“Let me ask you, Mr. Bunker. Are you the excitable type?”
This question, asked by Archie’s doctor in a scene from the popular 1970s sitcom, All in the Family, has no doubt crossed the minds of countless physicians with patients at risk for high blood pressure.
Yes, excitability can certainly be a contributor, but research is revealing other possibilities, starting in the mouth. “Oral health is closely linked to general health,” says Dr. Francesco D’Aiuto, head of the periodontology unit at University College London’s Eastman Dental Institute.
According to a recent review of 81 studies involving more than 250,000 participants, those with moderate gum disease had a 22% increased risk for high blood pressure, and those with severe cases had a 49% higher risk.
The research shows that when gums are infected, bacteria can spread to other parts of the body and cause systemic inflammation.

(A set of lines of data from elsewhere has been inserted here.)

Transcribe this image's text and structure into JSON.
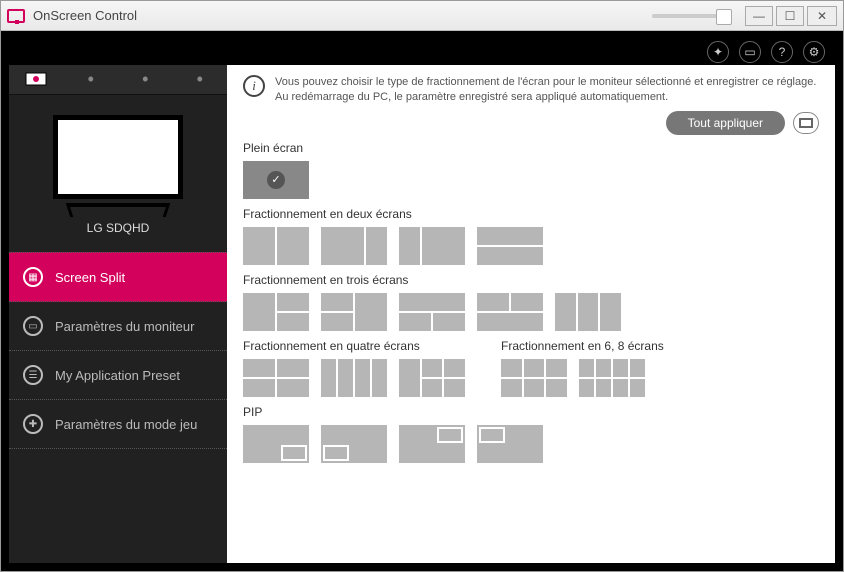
{
  "window": {
    "title": "OnScreen Control",
    "minimize": "—",
    "maximize": "☐",
    "close": "✕"
  },
  "toolbar": {
    "icons": [
      "pointer-icon",
      "monitor-icon",
      "help-icon",
      "gear-icon"
    ]
  },
  "sidebar": {
    "monitor_name": "LG SDQHD",
    "items": [
      {
        "label": "Screen Split"
      },
      {
        "label": "Paramètres du moniteur"
      },
      {
        "label": "My Application Preset"
      },
      {
        "label": "Paramètres du mode jeu"
      }
    ]
  },
  "info": {
    "text": "Vous pouvez choisir le type de fractionnement de l'écran pour le moniteur sélectionné et enregistrer ce réglage. Au redémarrage du PC, le paramètre enregistré sera appliqué automatiquement."
  },
  "actions": {
    "apply_all": "Tout appliquer"
  },
  "sections": {
    "full": "Plein écran",
    "two": "Fractionnement en deux écrans",
    "three": "Fractionnement en trois écrans",
    "four": "Fractionnement en quatre écrans",
    "sixeight": "Fractionnement en 6, 8 écrans",
    "pip": "PIP"
  }
}
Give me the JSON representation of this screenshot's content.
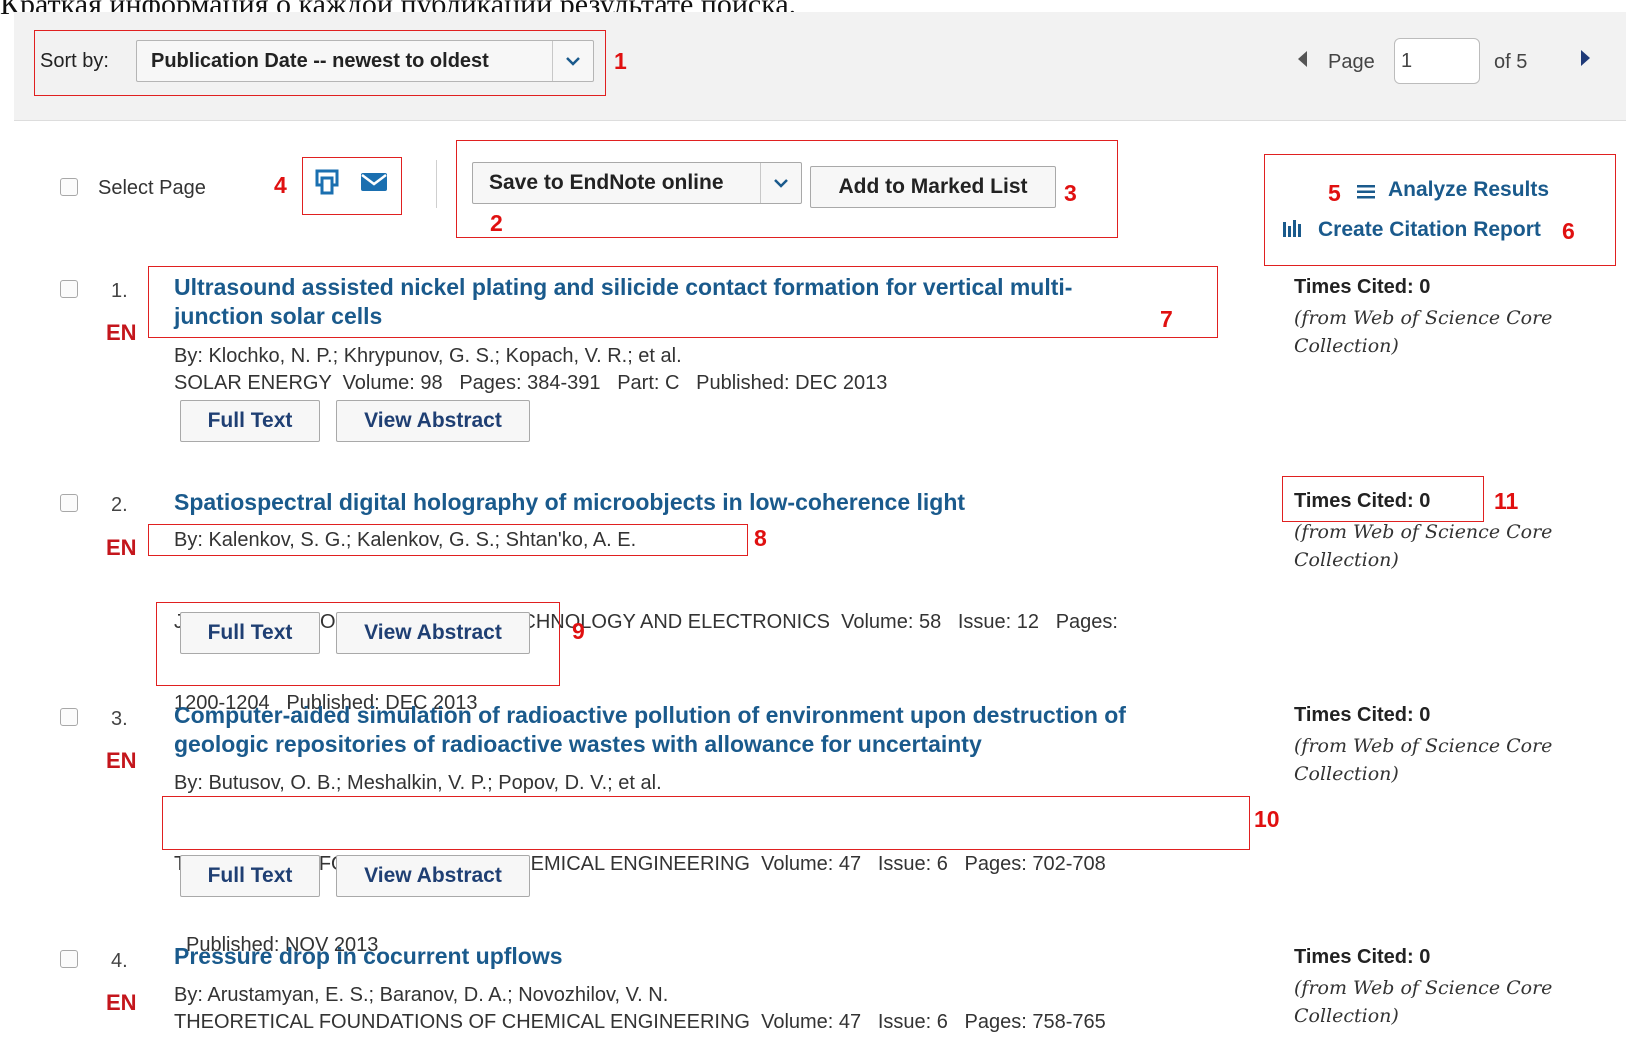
{
  "caption": "Краткая информация о каждой публикации результате поиска.",
  "sort": {
    "label": "Sort by:",
    "selected": "Publication Date -- newest to oldest"
  },
  "pager": {
    "page_label": "Page",
    "current": "1",
    "of_label": "of 5"
  },
  "toolbar": {
    "select_page_label": "Select Page",
    "save_label": "Save to EndNote online",
    "marked_list_label": "Add to Marked List",
    "analyze_label": "Analyze Results",
    "citation_report_label": "Create Citation Report"
  },
  "annotations": [
    "1",
    "2",
    "3",
    "4",
    "5",
    "6",
    "7",
    "8",
    "9",
    "10",
    "11"
  ],
  "buttons": {
    "full_text": "Full Text",
    "view_abstract": "View Abstract"
  },
  "results": [
    {
      "index": "1.",
      "lang": "EN",
      "title_line1": "Ultrasound assisted nickel plating and silicide contact formation for vertical multi-",
      "title_line2": "junction solar cells",
      "authors": "By: Klochko, N. P.; Khrypunov, G. S.; Kopach, V. R.; et al.",
      "source_line1": "SOLAR ENERGY  Volume: 98   Pages: 384-391   Part: C   Published: DEC 2013",
      "times_cited": "Times Cited: 0",
      "from_line1": "(from Web of Science Core",
      "from_line2": "Collection)"
    },
    {
      "index": "2.",
      "lang": "EN",
      "title_line1": "Spatiospectral digital holography of microobjects in low-coherence light",
      "authors": "By: Kalenkov, S. G.; Kalenkov, G. S.; Shtan'ko, A. E.",
      "source_line1": "JOURNAL OF COMMUNICATIONS TECHNOLOGY AND ELECTRONICS  Volume: 58   Issue: 12   Pages:",
      "source_line2": "1200-1204   Published: DEC 2013",
      "times_cited": "Times Cited: 0",
      "from_line1": "(from Web of Science Core",
      "from_line2": "Collection)"
    },
    {
      "index": "3.",
      "lang": "EN",
      "title_line1": "Computer-aided simulation of radioactive pollution of environment upon destruction of",
      "title_line2": "geologic repositories of radioactive wastes with allowance for uncertainty",
      "authors": "By: Butusov, O. B.; Meshalkin, V. P.; Popov, D. V.; et al.",
      "source_line1": "THEORETICAL FOUNDATIONS OF CHEMICAL ENGINEERING  Volume: 47   Issue: 6   Pages: 702-708",
      "source_line2": "Published: NOV 2013",
      "times_cited": "Times Cited: 0",
      "from_line1": "(from Web of Science Core",
      "from_line2": "Collection)"
    },
    {
      "index": "4.",
      "lang": "EN",
      "title_line1": "Pressure drop in cocurrent upflows",
      "authors": "By: Arustamyan, E. S.; Baranov, D. A.; Novozhilov, V. N.",
      "source_line1": "THEORETICAL FOUNDATIONS OF CHEMICAL ENGINEERING  Volume: 47   Issue: 6   Pages: 758-765",
      "times_cited": "Times Cited: 0",
      "from_line1": "(from Web of Science Core",
      "from_line2": "Collection)"
    }
  ],
  "colors": {
    "link": "#1a5a8c",
    "annotation": "#e01010",
    "lang_badge": "#c4161c"
  }
}
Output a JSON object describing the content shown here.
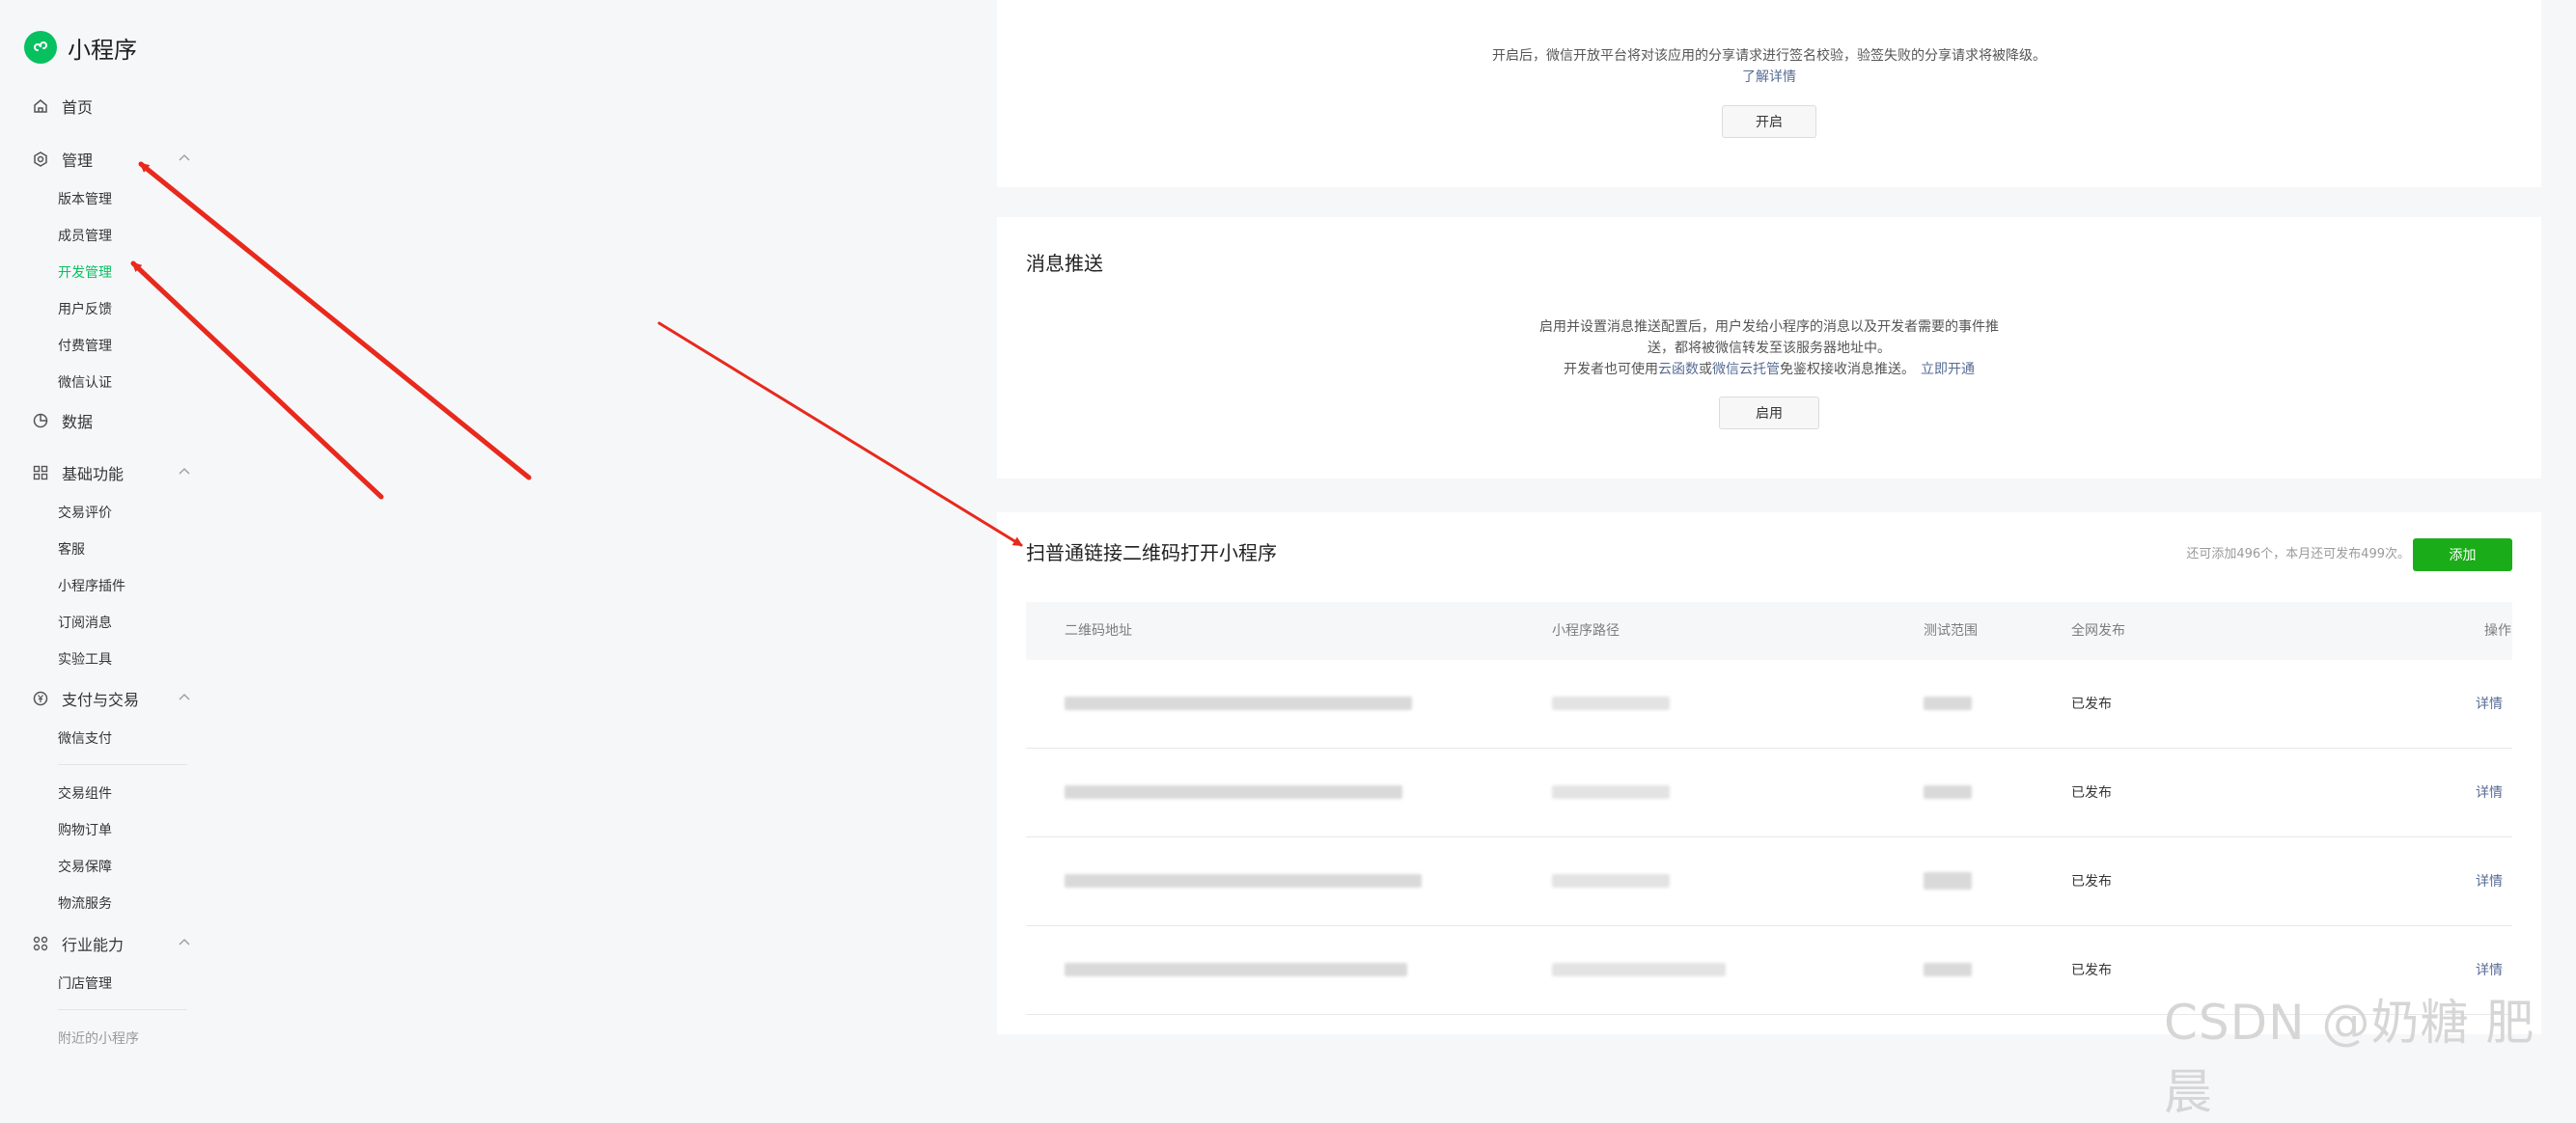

“Bacteria accumulation around teeth causes gum bleeding and disease, but also could raise body inflammation and cause blood vessel damage,” D’Aiuto explains. For this reason, he believes that dentists should encourage patients to keep tabs on their blood pressure with their primary physician. Many dentists are even performing blood pressure screenings.
Evidence is also showing a link between gum disease and hypertension and hardening of the arteries. “Preventing or treating periodontal disease could reduce blood pressure levels, as well as the risk of major adverse cardiovascular events,” says Dr. Gregg Fonarow, Professor of Cardiology at the University of California, Los Angeles.
More the reason to see your dentist regularly. With dental coverage from your association and AMBA, you could save thousands on everything from routine visits to expensive procedures that might otherwise take a toll on your retirement savings.
The peace of mind alone could help keep your blood pressure down. As Archie’s doctor wisely advises, “Stay calm.”